The light outside the window bleeds into the asylum, but it’s only a glimmer. The hope remains on the other side of the pane; its glow enlightening the entrapping interior. Every character in Elephant Song is incarcerated in a mental institution, some doctors, others patients, yet the thing that unites them is that on this cold Christmas day there is the unshakable feeling that past trauma is returning. This year, they aren’t spending the holiday inside their warm homes. Instead, they’re investigating a doctor’s disappearance as well as their inner selves.
Dr. Lawrence has vanished and the head of the hospital, Dr. Green, interrogates a manipulative patient named Michael, who may know the missing doctor’s whereabouts. The patient suffers from an undisclosed mental disability yet he is clearly intelligent, thoughtful and capable of pushing buttons to get what he wants. Michael complies and agrees with Dr. Green to give pieces of information in exchange for different things that are hidden in Dr. Lawrence’s office, namely a stuffed elephant and three pieces of chocolate. As the mystery slowly unfolds, it’s clear that the patient is aware of Dr. Green’s past and is using it to get to an undisclosed goal.

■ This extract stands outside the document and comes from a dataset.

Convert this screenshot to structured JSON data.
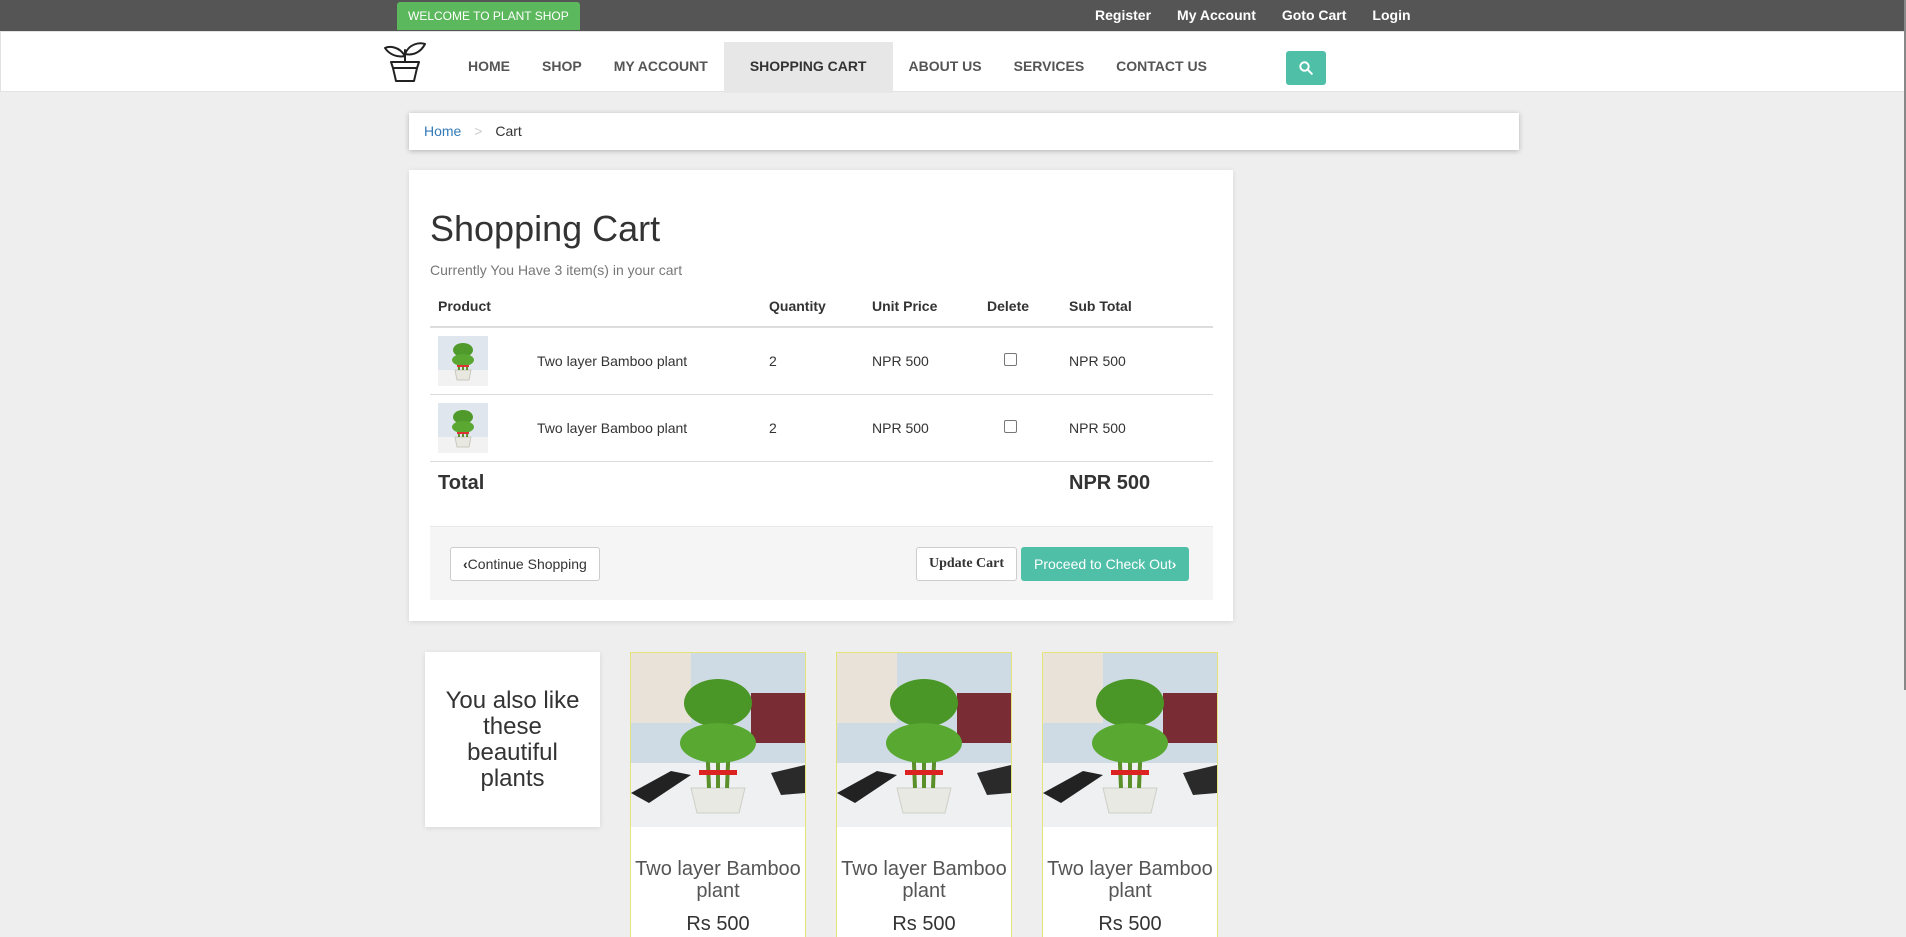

Dr. Green was married to Nurse Peterson, but they separated after the death of their child. The pair work together, but try to ignore each other’s presence. It’s easier that way, especially since Dr. Green is remarried and holds a grudge against his ex-wife because she was unable to stop their daughter from drowning in a lake.
Michael, meanwhile, is the only one with a past that remains hidden. We know he’s a deep thinker and that his mother was a wealthy opera singer, but it’s difficult to understand how he has ended up as a patient at the mental institution. He often displays immature and sporadic behaviour, but this seems to be a result of cabin fever and a hellish childhood, not a psychological disorder.
Throughout the narrative there is a parallel between the past and present, which is expressed more than just through the obvious structure of the flashback storytelling. The hospital’s track record for sexual abuse returns in the form of Michael’s allegations towards Dr. Lawrence, and Dr. Green and Nurse Peterson’s daughter’s death is connected to something that happens to Michael in the climax. What happened to Michael’s mother also mirrors what eventually happens to him during the interrogation (think of the opera singer’s three false notes and his demanding of three chocolates).
The central mystery and conflict at the heart of the film, between doctor and patient, is what makes Elephant Song so entertaining and even a little funny. The irony is that Dr. Green, the investigator, should be the cat, yet Michael makes him run in circles like a mouse. The patient makes up stories and deals with the doctor by exchanging information backed by different hidden objects in the room. Most of the film takes place in this one setting, yet it never becomes dull, and that’s thanks to a layered story and magnetic performances.
The wunderkind Xavier Dolan, who is better known for directing films like Mommy and I Killed My Mother, plays Michael the same way he directs: radically over the top and without restraint. Like most of his films, the grotesquery works because of the sharp dialogue, fascinating characters, and deep stories. However, without Bruce Greenwood’s quietly magnetic performance as Dolan’s foil, which earned him a nomination at the Canadian Screen Awards, the film could have easily felt tonally unwieldy and far too much.
Elephant Song has been adapted by Charles Binamé from an original play by Nicolas Billon Unfortunately, this means many critics will call it “theatrical” or “stilted” simply because of its minimalistic setting. Admittedly, its style is mostly comprised of dialogue done with shot reverse shot continuity editing, and the framing or camera movement does not intrigue. That being said, none of this really matters because what separates Elephant Song from the proscenium is the use of poignant close-ups on the actors’ faces, which make the story feel cinematic even if most of it is contained to one room.
Another notable cinematic element is the aesthetic payoff for the white light that bleeds through the windows of the mental hospital. In the final shot, two characters leave the hospital and are surrounded by the hopefulness of Christmas, family, and the white light from the reflection off the snow. The cycle of the reoccurring past is broken, and the characters leave the confinement of the hospital.
Elephant Song was one of the best Canadian films on the festival circuit last year. It’s memorable and entertaining not only because of its profound story, but also thanks to a pair of excellent performances from two leads who are doing some of the best work of their career.
Elephant Song is a twisty and unpredictable film that has poignancy and depth thanks to a layered story that's executed brilliantly by the two leads.